Last season, after winning the Hammerhead, Clark County and Region 3 titles before her third-place finish at state, Blaine decided to take some time off over the summer to recharge her batteries.
It’s certainly paid off as she’s undefeated heading back to the state championships.
“She’ll take on the challenge of next week’s state tournament and come out victorious,” Pittman said. “She can be as great as she wants to be.”
Blaine knows that this summer will be crucial if she wants to achieve her ultimate goal of wrestling collegiately.
She’s planning to wrestle at the state and regional tournaments this spring, hoping to qualify for the Fargo (N.D.) Nationals in mid-July and earn All-American status. There, she hopes to get another shot at Alexandria Liles, a senior at Allen (Texas) High School who is ranked No. 1 in the nation at 132 pounds.
Liles, you see, beat Blaine in the Western Regional finals two years ago, and the two haven’t squared off since. Liles went on to win two national titles that year and repeated at Fargo last summer.
Blaine is ready to step onto that stage and follow in Liles’ footsteps.
“Allison is very coachable, and she’s very humble,” Bryant said. “I don’t take any of the credit for her success.
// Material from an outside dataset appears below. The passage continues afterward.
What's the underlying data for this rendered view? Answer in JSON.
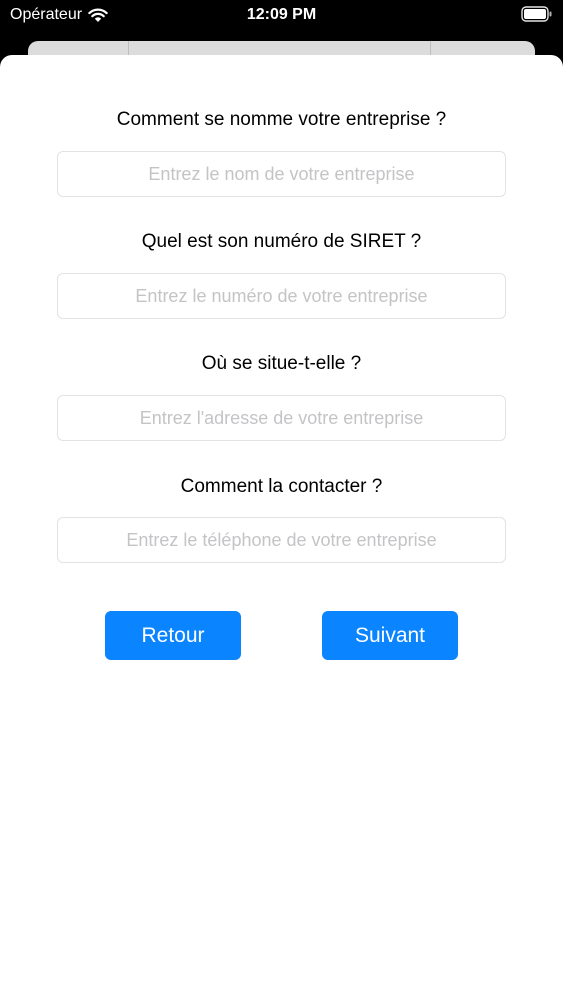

All that club practice that she puts in on top of high school practice, then high school on top of club, that’s what’s making Allison as good as she is. I just feel like I’ve inherited a champion.”